See Professor Popper’s full introduction below. And for more information about the Program on Law and Government’s many initiatives and upcoming events visit their website.
“We, attorneys and judges, law professors and students, legal assistants and paralegals, federal agencies, NGOs, law firms, and trade associations ... we are the voice of a legal system that promises justice and fairness.”Professor Andrew F. Popper, in Oct. 4 Welcoming Remarks
Welcome Remarks – Professor Andrew Popper, Ann Loeb Bronfman Distinguished Professor of Law and Government
Oct. 4, 2017 – Federal Government General Counsels Reception
“To say we are honored by the presence of our distinguished discussants and equally honored by the presence of this remarkable audience does not capture the heartfelt appreciation of this community, the American University Washington College of Law.
The political climate in which we find ourselves is at best tumultuous – and that is putting a positive spin on it. However, we are not politicians.
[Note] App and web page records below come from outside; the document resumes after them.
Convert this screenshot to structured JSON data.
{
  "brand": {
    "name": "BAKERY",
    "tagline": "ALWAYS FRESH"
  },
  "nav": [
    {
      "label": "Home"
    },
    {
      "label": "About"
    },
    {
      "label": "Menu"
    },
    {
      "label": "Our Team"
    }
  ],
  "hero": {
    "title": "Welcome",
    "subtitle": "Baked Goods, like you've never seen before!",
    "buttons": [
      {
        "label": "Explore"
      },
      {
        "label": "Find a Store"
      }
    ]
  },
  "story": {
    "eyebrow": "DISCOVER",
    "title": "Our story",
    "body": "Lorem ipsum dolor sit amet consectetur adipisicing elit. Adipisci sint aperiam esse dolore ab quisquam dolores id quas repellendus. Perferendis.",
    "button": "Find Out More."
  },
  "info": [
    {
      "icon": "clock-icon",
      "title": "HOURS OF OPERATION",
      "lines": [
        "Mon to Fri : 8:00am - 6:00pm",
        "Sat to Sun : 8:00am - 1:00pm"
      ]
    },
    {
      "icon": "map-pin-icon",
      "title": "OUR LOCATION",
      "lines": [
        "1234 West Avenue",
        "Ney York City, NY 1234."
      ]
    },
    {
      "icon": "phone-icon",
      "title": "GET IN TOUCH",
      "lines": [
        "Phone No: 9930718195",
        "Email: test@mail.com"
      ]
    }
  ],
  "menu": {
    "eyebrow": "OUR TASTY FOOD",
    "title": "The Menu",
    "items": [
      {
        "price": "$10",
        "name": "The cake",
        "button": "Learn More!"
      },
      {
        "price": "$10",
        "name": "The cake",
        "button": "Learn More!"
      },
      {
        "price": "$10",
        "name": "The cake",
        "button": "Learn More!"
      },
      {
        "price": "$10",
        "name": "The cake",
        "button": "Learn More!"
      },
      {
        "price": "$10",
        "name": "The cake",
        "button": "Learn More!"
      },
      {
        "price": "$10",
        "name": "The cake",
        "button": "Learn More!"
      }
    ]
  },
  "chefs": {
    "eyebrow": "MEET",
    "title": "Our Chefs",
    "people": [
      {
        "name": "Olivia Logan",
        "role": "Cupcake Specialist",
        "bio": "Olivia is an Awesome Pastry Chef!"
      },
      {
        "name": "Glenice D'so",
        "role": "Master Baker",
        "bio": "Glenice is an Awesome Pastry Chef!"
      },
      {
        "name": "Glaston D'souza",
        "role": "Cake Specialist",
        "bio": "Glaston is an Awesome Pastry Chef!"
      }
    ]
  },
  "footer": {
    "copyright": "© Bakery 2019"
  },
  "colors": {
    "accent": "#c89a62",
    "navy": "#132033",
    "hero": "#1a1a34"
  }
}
I am not saying you don’t have a point of view – everyone in this room does – but we are unified as members of the bar, as lawyers, united in our profession.
Without putting too fine an edge on it, we are the guardians of centuries of a legal heritage that is the backbone and framework for democracy.
We, attorneys and judges, law professors and students, legal assistants and paralegals, federal agencies, NGOs, law firms, and trade associations ... we are the voice of a legal system that promises justice and fairness.
This event has a number of different functions – to re-introduce you to our Program in Law & Government, now approaching the quarter century mark, to remind you of our long-term relationship with the ABA expressed in our own 20 year run as the publisher of the ABA’s Administrative Law Review, to re-introduce you to our law school’s novel and exciting integrated curriculum program, and to have you meet some of our wonderful students who, like you, come from every conceivable political stripe.
However, this program is about more than that. This is about our hope – and as a law school, our mission – is to foster discourse that is objective, substantive, civil, productive, and non-partisan. This is a time when our professional community has the chance to stand unified in a commitment to the Constitution, the rule of law, fundamental justice, good governance, and strong and thoughtful representation of every conceivable interest. We can and should set that example.
It is our great hope that as protectors of our legal heritage, you would find these few hours a valuable and pleasant affirmation of the professional belief structure we share.”